I did some tests with my sync gap TC to compare various break-rates,
toroid types, etc.

Test 1.   The TC was still set up with the 6" by 23" secondary, and the
.0147uF cap from previous tests.  I installed one of my new 4" by 13"
spun aluminum toroids, to compare and observe breakout 
characteristics.  Because of the smooth surface, breakout was
delayed until a higher variac setting.  The sparks did not emit from
the toroid seam, but rather drifted all over the toroid surface, jumping
across the seam at times.  At low break rates (350BPS), multiple
streamers formed.  At higher break rates (550BPS), there was 
sometimes one, sometimes two streamers.  At even higher break
rates around 800BPS, the streamer remained coalesced into one
streamer.  In all cases the streamers were about the same length,
but the low break-rate streamers were probably longer.  In all cases
the streamers had good action and gave an impressive display.  The
input power was about 1500 watts, and spark length was about 48"
or so.

Test 2.   I installed the 4" by 23" secondary, and the .007uF cap, and
the 4" by 23" secondary, and redid the tests at various break-rates. 
Although the power input was lower, the sparks looked similar to
those in test 1.

Test 3.   The sync rotary gap was installed and the coil fired up.  The
sparks were not able to break out of the 4" by 13" toroid.  I then
re-installed the original 5" by 20" dryer duct toroid, and sparks broke
out but were quite weak.  It seems that what was happening is that
when I changed from one potential transformer to two, (from a previous
test), it changed the ballasting needs, and my ballast no longer had
enough range.  I added more metal to the core, to increase the
inductance, and the spark improved, but is still weaker than normal.
I should get 42" sparks at 620 watts, but I'm only getting about 38".
I will try adding more metal to the ballast, and will optimize the sync
gap phase better, and see if I can get back the 42" spark capability.
If anything, it should be better now with the two potential transformers.
I will then re-test using the 4" by 13" toroid and see if the sparks can
break out with the sync gap at 620 watts.  I did not test this toroid 
with the sync gap at higher powers using the .0147uF cap.

These tests suggest that spark break out from a smooth toroid
depends not only on voltage but on the break rate.  A higher break
rate must ionize more air near the toroid, and reduce the voltage
hold-off capabilities of the toroid.  This effect is probably nothing new
to those who have compared smooth and corregated terminals, but
I have not had access to larger smooth terminals before this time.
However, the sparks might break out of the 4" by 13" toroid now that
I've improved the ballast somewhat.  I didn't go back and re-test yet.  

Tests will continue.

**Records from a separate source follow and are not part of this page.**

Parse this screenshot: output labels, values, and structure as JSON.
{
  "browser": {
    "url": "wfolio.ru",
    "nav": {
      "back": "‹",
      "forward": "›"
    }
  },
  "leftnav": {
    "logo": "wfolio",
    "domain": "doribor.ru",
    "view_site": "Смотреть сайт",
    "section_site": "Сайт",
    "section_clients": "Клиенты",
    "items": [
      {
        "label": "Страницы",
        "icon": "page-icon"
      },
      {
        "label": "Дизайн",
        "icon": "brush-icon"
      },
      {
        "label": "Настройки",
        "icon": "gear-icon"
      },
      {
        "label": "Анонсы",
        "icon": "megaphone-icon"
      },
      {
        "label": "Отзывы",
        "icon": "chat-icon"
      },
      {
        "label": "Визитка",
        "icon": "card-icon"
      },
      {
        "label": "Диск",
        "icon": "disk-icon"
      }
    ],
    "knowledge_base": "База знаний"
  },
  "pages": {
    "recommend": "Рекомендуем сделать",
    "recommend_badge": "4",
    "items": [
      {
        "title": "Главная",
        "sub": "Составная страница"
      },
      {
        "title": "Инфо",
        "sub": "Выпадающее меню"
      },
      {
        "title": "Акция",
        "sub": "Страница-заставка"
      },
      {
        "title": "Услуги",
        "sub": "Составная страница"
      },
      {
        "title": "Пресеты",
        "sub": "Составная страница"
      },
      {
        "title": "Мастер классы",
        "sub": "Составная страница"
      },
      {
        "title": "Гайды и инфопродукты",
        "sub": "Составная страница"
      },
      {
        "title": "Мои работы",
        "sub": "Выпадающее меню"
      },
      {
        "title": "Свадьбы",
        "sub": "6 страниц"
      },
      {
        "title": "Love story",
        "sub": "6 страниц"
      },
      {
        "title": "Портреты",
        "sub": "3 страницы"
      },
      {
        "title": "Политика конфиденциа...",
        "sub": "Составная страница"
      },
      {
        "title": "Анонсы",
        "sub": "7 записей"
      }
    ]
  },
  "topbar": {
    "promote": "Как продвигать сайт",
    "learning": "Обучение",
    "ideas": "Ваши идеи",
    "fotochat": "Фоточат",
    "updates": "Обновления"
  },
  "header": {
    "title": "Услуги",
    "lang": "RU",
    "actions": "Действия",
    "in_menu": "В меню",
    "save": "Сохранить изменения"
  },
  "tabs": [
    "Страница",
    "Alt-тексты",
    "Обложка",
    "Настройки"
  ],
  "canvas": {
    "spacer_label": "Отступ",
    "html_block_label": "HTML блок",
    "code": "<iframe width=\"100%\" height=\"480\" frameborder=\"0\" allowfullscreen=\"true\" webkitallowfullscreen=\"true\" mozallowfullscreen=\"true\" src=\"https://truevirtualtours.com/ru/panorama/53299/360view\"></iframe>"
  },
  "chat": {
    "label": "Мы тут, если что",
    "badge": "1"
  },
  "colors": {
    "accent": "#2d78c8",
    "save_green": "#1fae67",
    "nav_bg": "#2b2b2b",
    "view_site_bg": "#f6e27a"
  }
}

I am now manufacturing these beautiful spun toroids, and I will soon
be making them available to other coilers at about half the normal
price for a commercially spun toroid.  Samples of these types of
spun toroids can be seen at my webpage at:

   <  http://members.aol-dot-com/FutureT/index.html   >

John Freau